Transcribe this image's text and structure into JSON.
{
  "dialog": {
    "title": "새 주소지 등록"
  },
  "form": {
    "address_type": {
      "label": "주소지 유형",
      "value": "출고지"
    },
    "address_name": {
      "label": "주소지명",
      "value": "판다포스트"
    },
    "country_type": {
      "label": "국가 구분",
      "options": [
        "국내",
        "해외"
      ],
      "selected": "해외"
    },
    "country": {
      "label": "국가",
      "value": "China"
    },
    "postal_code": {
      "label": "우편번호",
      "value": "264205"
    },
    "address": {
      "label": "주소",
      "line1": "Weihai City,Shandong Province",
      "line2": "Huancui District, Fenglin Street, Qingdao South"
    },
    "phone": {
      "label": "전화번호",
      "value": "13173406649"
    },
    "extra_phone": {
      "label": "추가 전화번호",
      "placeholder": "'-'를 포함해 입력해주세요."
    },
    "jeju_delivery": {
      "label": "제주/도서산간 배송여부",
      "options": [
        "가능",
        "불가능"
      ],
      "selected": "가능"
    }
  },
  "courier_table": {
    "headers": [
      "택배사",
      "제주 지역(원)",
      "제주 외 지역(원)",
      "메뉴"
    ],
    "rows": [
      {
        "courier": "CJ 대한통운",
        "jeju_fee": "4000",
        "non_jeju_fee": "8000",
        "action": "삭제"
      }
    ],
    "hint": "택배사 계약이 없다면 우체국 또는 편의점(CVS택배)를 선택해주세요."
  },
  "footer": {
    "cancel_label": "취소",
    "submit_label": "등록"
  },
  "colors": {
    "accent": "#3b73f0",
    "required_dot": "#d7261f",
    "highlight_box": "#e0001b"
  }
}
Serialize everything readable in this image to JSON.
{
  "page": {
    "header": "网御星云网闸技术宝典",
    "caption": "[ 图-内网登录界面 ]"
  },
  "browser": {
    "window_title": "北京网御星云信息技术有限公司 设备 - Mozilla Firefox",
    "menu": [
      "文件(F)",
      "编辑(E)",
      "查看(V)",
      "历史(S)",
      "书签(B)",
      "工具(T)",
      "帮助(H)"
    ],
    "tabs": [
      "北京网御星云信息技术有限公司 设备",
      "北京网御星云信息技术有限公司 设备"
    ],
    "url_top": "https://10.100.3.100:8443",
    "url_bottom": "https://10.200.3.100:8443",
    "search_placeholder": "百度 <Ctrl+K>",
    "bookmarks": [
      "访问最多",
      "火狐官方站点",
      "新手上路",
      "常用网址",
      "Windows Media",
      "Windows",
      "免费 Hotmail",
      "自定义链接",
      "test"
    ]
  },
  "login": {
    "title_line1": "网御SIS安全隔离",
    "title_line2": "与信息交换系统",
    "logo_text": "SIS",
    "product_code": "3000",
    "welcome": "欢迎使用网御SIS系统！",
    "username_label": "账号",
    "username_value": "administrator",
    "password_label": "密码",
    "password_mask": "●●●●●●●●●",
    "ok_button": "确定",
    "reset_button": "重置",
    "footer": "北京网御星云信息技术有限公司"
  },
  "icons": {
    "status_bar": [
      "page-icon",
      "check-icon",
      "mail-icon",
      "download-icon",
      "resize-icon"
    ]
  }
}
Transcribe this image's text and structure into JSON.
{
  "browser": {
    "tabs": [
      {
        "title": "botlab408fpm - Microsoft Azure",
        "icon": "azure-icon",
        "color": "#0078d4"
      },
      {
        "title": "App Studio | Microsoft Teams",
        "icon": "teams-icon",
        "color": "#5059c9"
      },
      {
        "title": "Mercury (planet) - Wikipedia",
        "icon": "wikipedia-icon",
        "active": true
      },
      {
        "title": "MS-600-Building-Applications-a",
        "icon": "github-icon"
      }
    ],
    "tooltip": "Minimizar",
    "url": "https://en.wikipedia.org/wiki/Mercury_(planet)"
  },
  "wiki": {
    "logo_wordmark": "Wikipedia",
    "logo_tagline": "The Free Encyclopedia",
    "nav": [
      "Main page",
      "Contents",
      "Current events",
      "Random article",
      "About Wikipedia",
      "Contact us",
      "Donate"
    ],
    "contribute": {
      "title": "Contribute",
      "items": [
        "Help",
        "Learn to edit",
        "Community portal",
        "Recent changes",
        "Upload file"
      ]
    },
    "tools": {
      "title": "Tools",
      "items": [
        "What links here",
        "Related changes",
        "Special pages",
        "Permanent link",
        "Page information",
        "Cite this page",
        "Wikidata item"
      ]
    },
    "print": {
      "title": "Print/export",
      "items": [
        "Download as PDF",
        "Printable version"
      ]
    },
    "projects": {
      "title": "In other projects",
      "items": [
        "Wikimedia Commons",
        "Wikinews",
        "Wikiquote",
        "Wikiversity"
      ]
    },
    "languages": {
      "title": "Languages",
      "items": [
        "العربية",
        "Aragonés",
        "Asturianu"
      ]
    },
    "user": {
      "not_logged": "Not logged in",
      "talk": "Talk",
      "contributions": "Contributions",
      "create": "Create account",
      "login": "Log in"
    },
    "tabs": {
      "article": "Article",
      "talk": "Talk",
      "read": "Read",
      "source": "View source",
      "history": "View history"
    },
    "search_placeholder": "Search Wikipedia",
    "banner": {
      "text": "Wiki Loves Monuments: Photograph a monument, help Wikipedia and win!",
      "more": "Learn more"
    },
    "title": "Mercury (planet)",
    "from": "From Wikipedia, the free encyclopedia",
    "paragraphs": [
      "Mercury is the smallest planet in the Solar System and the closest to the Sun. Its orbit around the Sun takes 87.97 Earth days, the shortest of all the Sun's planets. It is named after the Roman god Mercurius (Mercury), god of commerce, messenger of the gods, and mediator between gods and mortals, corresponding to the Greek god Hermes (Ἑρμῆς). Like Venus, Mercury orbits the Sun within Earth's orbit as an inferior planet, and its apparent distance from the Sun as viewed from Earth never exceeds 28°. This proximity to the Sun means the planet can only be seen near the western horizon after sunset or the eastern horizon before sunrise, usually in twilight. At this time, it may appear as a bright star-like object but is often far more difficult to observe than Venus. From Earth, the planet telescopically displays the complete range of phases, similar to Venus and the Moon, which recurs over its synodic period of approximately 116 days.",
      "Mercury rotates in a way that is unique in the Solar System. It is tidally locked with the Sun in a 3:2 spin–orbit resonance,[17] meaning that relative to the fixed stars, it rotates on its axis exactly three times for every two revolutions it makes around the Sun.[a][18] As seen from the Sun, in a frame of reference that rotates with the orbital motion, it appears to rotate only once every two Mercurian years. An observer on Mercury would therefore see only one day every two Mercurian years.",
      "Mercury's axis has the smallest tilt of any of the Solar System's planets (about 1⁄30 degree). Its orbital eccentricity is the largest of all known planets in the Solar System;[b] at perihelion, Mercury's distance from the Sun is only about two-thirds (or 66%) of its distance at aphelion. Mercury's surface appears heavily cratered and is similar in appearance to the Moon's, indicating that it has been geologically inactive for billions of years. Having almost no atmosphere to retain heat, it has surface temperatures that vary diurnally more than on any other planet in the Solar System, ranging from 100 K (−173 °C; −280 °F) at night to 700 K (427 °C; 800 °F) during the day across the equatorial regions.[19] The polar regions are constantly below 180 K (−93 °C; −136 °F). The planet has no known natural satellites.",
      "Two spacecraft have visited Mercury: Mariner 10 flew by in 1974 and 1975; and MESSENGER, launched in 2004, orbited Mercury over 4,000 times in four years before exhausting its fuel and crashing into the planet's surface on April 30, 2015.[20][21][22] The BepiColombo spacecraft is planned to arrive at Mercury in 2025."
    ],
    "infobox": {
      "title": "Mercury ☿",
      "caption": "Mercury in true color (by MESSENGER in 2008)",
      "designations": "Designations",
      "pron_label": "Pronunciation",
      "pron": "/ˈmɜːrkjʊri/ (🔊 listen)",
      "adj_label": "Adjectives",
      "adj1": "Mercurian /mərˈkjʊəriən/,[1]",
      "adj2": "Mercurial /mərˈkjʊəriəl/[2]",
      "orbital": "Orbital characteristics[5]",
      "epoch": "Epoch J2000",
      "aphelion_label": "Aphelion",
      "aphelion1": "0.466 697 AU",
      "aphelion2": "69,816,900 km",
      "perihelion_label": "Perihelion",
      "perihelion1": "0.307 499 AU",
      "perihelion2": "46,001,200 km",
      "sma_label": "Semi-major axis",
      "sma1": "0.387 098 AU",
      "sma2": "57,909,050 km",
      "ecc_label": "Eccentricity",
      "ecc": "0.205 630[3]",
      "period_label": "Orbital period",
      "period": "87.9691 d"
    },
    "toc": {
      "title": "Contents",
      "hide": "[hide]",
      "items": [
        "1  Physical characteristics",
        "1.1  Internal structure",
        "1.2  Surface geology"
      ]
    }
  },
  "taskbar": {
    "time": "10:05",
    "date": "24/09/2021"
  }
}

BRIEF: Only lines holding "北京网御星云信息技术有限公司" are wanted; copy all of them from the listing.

COMPLETED EXERCISE:
    "window_title": "北京网御星云信息技术有限公司 设备 - Mozilla Firefox",
      "北京网御星云信息技术有限公司 设备",
      "北京网御星云信息技术有限公司 设备"
    "footer": "北京网御星云信息技术有限公司"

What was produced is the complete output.